PROVIDED DATA
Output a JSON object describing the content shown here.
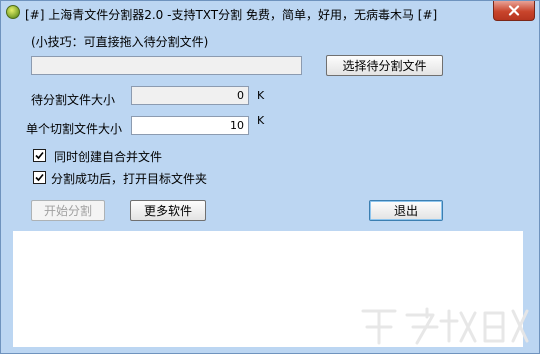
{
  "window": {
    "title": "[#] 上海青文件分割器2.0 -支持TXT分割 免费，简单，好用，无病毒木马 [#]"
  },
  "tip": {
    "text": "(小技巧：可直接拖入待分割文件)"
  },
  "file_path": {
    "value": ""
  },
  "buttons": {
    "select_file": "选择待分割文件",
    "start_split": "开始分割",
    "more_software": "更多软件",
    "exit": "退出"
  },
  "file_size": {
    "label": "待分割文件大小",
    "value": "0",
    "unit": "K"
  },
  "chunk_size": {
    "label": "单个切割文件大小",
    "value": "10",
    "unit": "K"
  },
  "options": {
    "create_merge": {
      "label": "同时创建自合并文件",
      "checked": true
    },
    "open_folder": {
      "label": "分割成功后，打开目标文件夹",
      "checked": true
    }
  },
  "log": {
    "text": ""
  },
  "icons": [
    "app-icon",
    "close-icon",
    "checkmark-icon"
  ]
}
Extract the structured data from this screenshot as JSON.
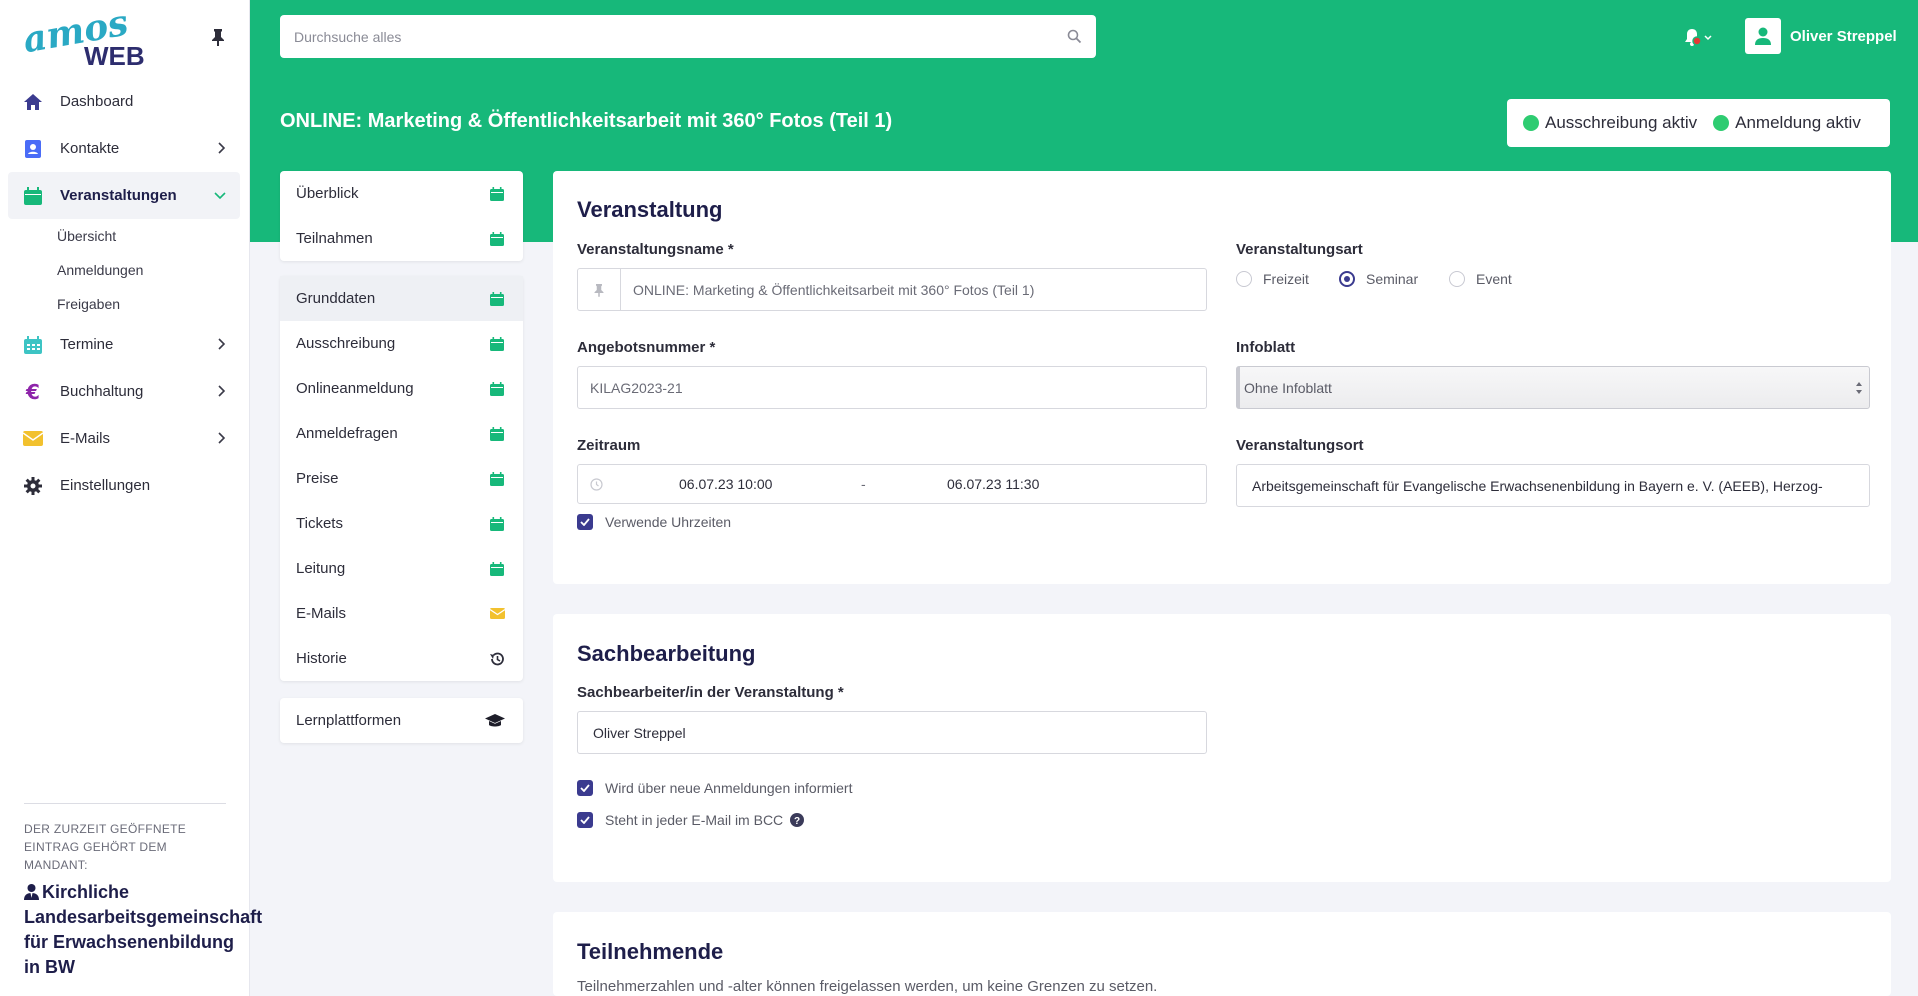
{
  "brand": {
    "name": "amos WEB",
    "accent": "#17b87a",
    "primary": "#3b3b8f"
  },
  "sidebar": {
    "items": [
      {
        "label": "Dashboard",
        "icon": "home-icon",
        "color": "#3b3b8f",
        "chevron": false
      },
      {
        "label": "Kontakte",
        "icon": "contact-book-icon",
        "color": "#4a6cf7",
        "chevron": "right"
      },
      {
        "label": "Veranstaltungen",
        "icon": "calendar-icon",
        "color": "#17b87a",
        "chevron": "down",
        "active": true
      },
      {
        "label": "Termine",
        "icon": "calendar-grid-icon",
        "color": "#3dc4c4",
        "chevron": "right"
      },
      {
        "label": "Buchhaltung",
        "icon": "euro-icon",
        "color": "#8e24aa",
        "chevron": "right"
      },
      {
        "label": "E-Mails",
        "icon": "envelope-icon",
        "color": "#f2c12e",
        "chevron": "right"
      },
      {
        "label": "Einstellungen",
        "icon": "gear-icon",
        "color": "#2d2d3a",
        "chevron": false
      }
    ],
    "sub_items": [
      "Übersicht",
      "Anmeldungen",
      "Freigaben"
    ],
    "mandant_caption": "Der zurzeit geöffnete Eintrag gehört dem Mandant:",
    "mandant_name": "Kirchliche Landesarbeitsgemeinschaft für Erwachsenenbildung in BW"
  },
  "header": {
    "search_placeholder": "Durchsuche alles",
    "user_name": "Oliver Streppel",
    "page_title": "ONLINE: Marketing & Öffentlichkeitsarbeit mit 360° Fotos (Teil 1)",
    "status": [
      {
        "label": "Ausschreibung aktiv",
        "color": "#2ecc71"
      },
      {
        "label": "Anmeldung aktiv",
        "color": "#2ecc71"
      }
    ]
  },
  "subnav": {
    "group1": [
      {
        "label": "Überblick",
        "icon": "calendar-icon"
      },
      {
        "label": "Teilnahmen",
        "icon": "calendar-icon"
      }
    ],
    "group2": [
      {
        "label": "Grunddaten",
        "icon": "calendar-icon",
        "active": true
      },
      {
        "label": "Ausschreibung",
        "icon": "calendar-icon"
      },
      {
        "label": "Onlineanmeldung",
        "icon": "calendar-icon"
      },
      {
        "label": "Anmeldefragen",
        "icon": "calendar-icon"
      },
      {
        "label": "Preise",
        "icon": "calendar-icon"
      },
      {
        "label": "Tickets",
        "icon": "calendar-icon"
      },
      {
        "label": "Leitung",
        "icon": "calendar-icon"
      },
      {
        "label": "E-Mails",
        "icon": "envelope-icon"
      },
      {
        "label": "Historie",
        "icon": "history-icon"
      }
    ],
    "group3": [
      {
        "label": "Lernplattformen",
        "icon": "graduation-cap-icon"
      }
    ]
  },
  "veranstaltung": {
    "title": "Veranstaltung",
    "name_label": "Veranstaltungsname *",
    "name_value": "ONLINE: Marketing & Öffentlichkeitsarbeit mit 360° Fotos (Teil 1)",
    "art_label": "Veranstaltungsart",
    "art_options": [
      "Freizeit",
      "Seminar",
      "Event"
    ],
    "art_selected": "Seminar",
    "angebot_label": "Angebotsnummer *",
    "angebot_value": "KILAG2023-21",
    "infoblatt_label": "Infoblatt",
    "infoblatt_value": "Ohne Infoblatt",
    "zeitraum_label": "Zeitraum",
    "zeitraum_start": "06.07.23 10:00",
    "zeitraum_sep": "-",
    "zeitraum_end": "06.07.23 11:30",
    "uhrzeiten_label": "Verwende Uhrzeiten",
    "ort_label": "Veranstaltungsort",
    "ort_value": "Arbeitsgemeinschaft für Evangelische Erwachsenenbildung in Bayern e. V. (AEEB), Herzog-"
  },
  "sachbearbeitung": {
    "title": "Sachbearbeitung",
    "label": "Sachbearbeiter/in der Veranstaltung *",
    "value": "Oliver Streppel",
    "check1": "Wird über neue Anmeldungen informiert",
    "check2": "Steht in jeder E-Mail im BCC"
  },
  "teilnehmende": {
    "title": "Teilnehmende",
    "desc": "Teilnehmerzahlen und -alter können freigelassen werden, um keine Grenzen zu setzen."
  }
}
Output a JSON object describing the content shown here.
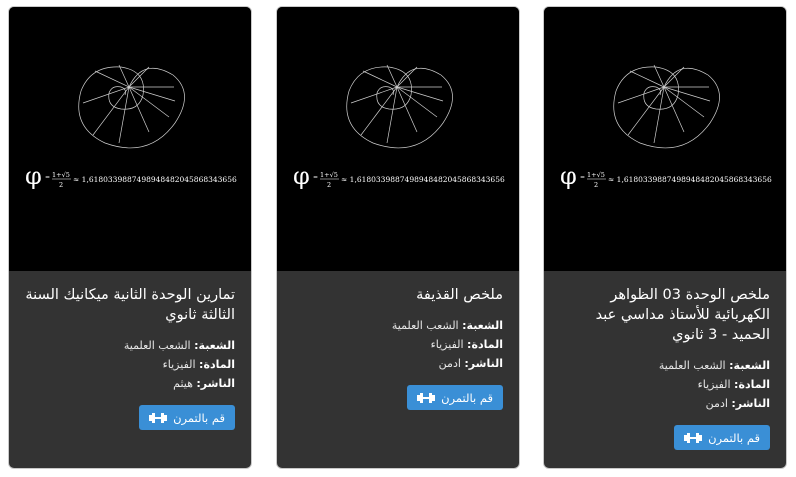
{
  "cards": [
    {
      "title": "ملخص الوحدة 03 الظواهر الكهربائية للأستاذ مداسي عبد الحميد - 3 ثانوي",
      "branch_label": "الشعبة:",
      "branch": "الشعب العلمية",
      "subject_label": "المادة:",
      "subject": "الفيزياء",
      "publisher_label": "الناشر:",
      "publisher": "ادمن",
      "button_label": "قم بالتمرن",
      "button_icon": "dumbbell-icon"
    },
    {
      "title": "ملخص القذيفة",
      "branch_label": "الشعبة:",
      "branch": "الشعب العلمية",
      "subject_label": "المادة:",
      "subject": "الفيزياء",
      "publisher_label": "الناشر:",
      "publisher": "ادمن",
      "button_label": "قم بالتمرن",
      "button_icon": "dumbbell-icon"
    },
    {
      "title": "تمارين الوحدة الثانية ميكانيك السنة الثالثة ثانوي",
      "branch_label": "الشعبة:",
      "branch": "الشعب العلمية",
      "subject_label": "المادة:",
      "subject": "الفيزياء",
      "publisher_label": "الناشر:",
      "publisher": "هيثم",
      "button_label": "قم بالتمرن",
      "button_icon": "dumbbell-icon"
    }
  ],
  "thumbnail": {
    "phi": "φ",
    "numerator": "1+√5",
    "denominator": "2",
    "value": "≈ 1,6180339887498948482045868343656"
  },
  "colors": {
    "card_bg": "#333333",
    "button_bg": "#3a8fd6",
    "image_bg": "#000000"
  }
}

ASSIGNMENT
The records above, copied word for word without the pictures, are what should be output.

TASK RESPONSE
Output a JSON object describing the content shown here.
{
  "window": {
    "title": "[#] 上海青文件分割器2.0 -支持TXT分割 免费，简单，好用，无病毒木马 [#]"
  },
  "tip": {
    "text": "(小技巧：可直接拖入待分割文件)"
  },
  "file_path": {
    "value": ""
  },
  "buttons": {
    "select_file": "选择待分割文件",
    "start_split": "开始分割",
    "more_software": "更多软件",
    "exit": "退出"
  },
  "file_size": {
    "label": "待分割文件大小",
    "value": "0",
    "unit": "K"
  },
  "chunk_size": {
    "label": "单个切割文件大小",
    "value": "10",
    "unit": "K"
  },
  "options": {
    "create_merge": {
      "label": "同时创建自合并文件",
      "checked": true
    },
    "open_folder": {
      "label": "分割成功后，打开目标文件夹",
      "checked": true
    }
  },
  "log": {
    "text": ""
  },
  "icons": [
    "app-icon",
    "close-icon",
    "checkmark-icon"
  ]
}
Extract the structured data from this screenshot as JSON.
{
  "brand": {
    "name": "amos WEB",
    "accent": "#17b87a",
    "primary": "#3b3b8f"
  },
  "sidebar": {
    "items": [
      {
        "label": "Dashboard",
        "icon": "home-icon",
        "color": "#3b3b8f",
        "chevron": false
      },
      {
        "label": "Kontakte",
        "icon": "contact-book-icon",
        "color": "#4a6cf7",
        "chevron": "right"
      },
      {
        "label": "Veranstaltungen",
        "icon": "calendar-icon",
        "color": "#17b87a",
        "chevron": "down",
        "active": true
      },
      {
        "label": "Termine",
        "icon": "calendar-grid-icon",
        "color": "#3dc4c4",
        "chevron": "right"
      },
      {
        "label": "Buchhaltung",
        "icon": "euro-icon",
        "color": "#8e24aa",
        "chevron": "right"
      },
      {
        "label": "E-Mails",
        "icon": "envelope-icon",
        "color": "#f2c12e",
        "chevron": "right"
      },
      {
        "label": "Einstellungen",
        "icon": "gear-icon",
        "color": "#2d2d3a",
        "chevron": false
      }
    ],
    "sub_items": [
      "Übersicht",
      "Anmeldungen",
      "Freigaben"
    ],
    "mandant_caption": "Der zurzeit geöffnete Eintrag gehört dem Mandant:",
    "mandant_name": "Kirchliche Landesarbeitsgemeinschaft für Erwachsenenbildung in BW"
  },
  "header": {
    "search_placeholder": "Durchsuche alles",
    "user_name": "Oliver Streppel",
    "page_title": "ONLINE: Marketing & Öffentlichkeitsarbeit mit 360° Fotos (Teil 1)",
    "status": [
      {
        "label": "Ausschreibung aktiv",
        "color": "#2ecc71"
      },
      {
        "label": "Anmeldung aktiv",
        "color": "#2ecc71"
      }
    ]
  },
  "subnav": {
    "group1": [
      {
        "label": "Überblick",
        "icon": "calendar-icon"
      },
      {
        "label": "Teilnahmen",
        "icon": "calendar-icon"
      }
    ],
    "group2": [
      {
        "label": "Grunddaten",
        "icon": "calendar-icon",
        "active": true
      },
      {
        "label": "Ausschreibung",
        "icon": "calendar-icon"
      },
      {
        "label": "Onlineanmeldung",
        "icon": "calendar-icon"
      },
      {
        "label": "Anmeldefragen",
        "icon": "calendar-icon"
      },
      {
        "label": "Preise",
        "icon": "calendar-icon"
      },
      {
        "label": "Tickets",
        "icon": "calendar-icon"
      },
      {
        "label": "Leitung",
        "icon": "calendar-icon"
      },
      {
        "label": "E-Mails",
        "icon": "envelope-icon"
      },
      {
        "label": "Historie",
        "icon": "history-icon"
      }
    ],
    "group3": [
      {
        "label": "Lernplattformen",
        "icon": "graduation-cap-icon"
      }
    ]
  },
  "veranstaltung": {
    "title": "Veranstaltung",
    "name_label": "Veranstaltungsname *",
    "name_value": "ONLINE: Marketing & Öffentlichkeitsarbeit mit 360° Fotos (Teil 1)",
    "art_label": "Veranstaltungsart",
    "art_options": [
      "Freizeit",
      "Seminar",
      "Event"
    ],
    "art_selected": "Seminar",
    "angebot_label": "Angebotsnummer *",
    "angebot_value": "KILAG2023-21",
    "infoblatt_label": "Infoblatt",
    "infoblatt_value": "Ohne Infoblatt",
    "zeitraum_label": "Zeitraum",
    "zeitraum_start": "06.07.23 10:00",
    "zeitraum_sep": "-",
    "zeitraum_end": "06.07.23 11:30",
    "uhrzeiten_label": "Verwende Uhrzeiten",
    "ort_label": "Veranstaltungsort",
    "ort_value": "Arbeitsgemeinschaft für Evangelische Erwachsenenbildung in Bayern e. V. (AEEB), Herzog-"
  },
  "sachbearbeitung": {
    "title": "Sachbearbeitung",
    "label": "Sachbearbeiter/in der Veranstaltung *",
    "value": "Oliver Streppel",
    "check1": "Wird über neue Anmeldungen informiert",
    "check2": "Steht in jeder E-Mail im BCC"
  },
  "teilnehmende": {
    "title": "Teilnehmende",
    "desc": "Teilnehmerzahlen und -alter können freigelassen werden, um keine Grenzen zu setzen."
  }
}
Output a JSON object describing the content shown here.
{
  "cards": [
    {
      "title": "ملخص الوحدة 03 الظواهر الكهربائية للأستاذ مداسي عبد الحميد - 3 ثانوي",
      "branch_label": "الشعبة:",
      "branch": "الشعب العلمية",
      "subject_label": "المادة:",
      "subject": "الفيزياء",
      "publisher_label": "الناشر:",
      "publisher": "ادمن",
      "button_label": "قم بالتمرن",
      "button_icon": "dumbbell-icon"
    },
    {
      "title": "ملخص القذيفة",
      "branch_label": "الشعبة:",
      "branch": "الشعب العلمية",
      "subject_label": "المادة:",
      "subject": "الفيزياء",
      "publisher_label": "الناشر:",
      "publisher": "ادمن",
      "button_label": "قم بالتمرن",
      "button_icon": "dumbbell-icon"
    },
    {
      "title": "تمارين الوحدة الثانية ميكانيك السنة الثالثة ثانوي",
      "branch_label": "الشعبة:",
      "branch": "الشعب العلمية",
      "subject_label": "المادة:",
      "subject": "الفيزياء",
      "publisher_label": "الناشر:",
      "publisher": "هيثم",
      "button_label": "قم بالتمرن",
      "button_icon": "dumbbell-icon"
    }
  ],
  "thumbnail": {
    "phi": "φ",
    "numerator": "1+√5",
    "denominator": "2",
    "value": "≈ 1,6180339887498948482045868343656"
  },
  "colors": {
    "card_bg": "#333333",
    "button_bg": "#3a8fd6",
    "image_bg": "#000000"
  }
}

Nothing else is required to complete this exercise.